The headaches continue for travelers throughout the country. People trying to fly anywhere are seeing widespread cancellations and delays. Our Candace Hopkins takes us to Hancock International Airport, she spoke with passengers about the hurdles they face, trying to get to their destinations.
SYRACUSE, N.Y.--"I've been checking the flight status like every two hours since yesterday," said Manlius resident Heidi Baldwin.
Anxious passengers arrived at the Syracuse airport Friday unsure of what they would find. In the past two days a storm has brought bad weather up and down the east coast. And air traffic is up with February break getting underway.

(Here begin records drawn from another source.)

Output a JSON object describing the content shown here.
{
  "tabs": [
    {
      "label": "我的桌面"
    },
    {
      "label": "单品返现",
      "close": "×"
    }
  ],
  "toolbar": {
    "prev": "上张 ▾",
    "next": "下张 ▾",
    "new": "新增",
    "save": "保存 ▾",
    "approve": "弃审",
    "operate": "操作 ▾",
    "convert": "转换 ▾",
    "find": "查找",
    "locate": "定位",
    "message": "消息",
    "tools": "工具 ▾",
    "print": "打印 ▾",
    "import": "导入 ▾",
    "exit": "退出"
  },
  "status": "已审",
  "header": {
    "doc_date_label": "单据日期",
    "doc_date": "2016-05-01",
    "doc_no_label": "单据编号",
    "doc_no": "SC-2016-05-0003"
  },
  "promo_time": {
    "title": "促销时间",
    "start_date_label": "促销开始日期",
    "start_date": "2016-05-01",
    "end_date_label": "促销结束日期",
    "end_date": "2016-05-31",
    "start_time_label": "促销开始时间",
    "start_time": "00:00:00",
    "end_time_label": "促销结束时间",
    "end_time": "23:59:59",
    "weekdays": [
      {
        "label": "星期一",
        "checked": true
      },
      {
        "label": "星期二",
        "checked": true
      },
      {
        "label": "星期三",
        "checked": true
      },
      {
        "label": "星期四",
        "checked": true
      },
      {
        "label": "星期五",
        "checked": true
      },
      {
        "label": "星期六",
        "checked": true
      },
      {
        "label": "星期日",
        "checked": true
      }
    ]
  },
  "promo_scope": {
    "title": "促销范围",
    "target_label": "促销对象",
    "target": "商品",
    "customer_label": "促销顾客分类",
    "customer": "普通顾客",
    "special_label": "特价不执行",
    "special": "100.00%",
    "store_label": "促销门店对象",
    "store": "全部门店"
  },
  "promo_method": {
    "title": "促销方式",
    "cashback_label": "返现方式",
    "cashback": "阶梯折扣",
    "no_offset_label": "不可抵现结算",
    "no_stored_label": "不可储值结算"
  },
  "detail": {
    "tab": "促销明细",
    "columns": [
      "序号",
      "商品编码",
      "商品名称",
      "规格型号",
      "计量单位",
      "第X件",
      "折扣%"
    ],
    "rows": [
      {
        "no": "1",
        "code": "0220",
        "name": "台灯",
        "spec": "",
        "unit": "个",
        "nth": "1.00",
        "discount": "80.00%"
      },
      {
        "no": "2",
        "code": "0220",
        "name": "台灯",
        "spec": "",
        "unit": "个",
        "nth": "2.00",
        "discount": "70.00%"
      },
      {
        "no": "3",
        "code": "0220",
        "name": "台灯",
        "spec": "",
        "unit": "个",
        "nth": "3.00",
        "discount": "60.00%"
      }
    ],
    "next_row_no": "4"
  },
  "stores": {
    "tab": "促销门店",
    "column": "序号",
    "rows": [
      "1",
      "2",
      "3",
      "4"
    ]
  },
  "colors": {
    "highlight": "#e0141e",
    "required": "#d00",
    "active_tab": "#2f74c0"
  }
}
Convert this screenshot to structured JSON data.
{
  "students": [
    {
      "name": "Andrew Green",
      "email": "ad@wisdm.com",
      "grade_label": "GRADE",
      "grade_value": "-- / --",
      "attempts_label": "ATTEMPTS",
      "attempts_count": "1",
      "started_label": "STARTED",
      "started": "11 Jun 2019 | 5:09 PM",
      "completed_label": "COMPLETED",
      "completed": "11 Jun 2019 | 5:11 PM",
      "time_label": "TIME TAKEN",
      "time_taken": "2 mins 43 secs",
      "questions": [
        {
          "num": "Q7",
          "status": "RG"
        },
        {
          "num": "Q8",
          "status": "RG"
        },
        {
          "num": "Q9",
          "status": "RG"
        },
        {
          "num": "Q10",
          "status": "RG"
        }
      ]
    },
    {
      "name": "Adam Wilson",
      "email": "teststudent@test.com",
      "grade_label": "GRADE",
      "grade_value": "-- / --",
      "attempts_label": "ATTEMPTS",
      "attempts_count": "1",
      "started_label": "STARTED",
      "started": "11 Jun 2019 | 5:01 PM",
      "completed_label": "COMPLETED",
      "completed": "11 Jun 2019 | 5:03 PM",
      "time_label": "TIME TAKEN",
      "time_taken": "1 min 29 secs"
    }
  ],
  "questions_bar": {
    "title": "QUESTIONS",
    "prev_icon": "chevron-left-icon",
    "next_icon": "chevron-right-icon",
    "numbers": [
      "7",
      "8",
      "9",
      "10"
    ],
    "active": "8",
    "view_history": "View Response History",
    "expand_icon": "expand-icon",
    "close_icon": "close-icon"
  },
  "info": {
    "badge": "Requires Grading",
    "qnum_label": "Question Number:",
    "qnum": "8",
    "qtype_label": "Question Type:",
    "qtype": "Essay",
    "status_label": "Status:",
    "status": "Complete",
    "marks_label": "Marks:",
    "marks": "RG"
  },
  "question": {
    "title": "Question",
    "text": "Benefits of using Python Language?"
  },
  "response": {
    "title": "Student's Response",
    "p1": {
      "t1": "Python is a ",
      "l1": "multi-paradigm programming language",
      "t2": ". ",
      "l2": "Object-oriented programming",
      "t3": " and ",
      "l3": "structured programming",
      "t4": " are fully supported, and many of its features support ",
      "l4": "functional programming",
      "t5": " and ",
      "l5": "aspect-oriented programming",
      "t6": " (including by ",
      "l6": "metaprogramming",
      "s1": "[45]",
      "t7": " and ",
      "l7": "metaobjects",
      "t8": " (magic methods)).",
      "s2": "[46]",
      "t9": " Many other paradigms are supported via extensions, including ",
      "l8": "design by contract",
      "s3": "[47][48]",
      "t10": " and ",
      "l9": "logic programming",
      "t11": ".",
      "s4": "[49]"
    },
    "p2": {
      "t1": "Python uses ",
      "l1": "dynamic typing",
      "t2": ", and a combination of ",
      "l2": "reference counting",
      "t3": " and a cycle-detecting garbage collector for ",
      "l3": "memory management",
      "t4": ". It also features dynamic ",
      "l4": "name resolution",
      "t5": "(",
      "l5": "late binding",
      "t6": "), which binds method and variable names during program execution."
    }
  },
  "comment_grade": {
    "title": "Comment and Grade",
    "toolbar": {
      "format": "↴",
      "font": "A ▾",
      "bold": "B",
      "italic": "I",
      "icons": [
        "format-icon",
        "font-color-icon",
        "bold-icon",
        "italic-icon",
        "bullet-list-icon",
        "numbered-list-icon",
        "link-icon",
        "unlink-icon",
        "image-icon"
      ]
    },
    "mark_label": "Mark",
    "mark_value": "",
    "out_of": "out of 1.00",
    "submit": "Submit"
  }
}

"Crazy time to travel, the airline costs almost double when you have to travel this week but the kids had a half day from school, ended up being closed, we were gonna travel early today anyways, trying to beat the rush for tomorrow," said Baldwin.
For Heidi's family that move has paid off, so far. Only a handful of flights at Hancock were canceled or delayed Friday. But the problem is, nearly everyone leaving here was trying to make a connecting flight. And in places like Charlotte, a U.S. Airways hub, most of those flights were already canceled.
"Today is terrible, went to check in, she said I did not have a seat on the plane, I would have to wait to see if someone would volunteer to give up their seat in order for me to get on the flight from here to Charlotte, and then if it's any later than the 30 minutes that it is now, then I can miss my connection to go home," said Alabama resident Leonorda Dysart.
"Last night I found that my flight out of Philadelphia was canceled, so I tried calling the airlines all night long, forget it", said California resident Jack Kalman.
"There's not much I can do about it, and right now it hasn't really effected me yet but I'm very well aware that they could get pushed back to where we don't get our connecting flights in," said South Carolina resident Jerrel Mills.
All morning airline employees worked hard to reroute passengers around the problem areas. But many passengers said they didn't see any resolutions, until they actually spoke to someone here face to face.
"The agent, she was fantastic, this U.S. Air agent Vicky, she got me through there finally a flight out of Philadelphia tonight, it was like, a miracle," said Kalman.
And despite a few minor flare ups, most people here were remaining positive.
"You just have to kinda roll with it, and make the best out of whatever happens," added Baldwin.
As always people are reminded to check their flight statuses before leaving home, and travel agents agree if you need to rebook a canceled flight the best thing you can do is come here to the airport and talk to someone in person, they say that's typically more effective than using the internet or trying to call.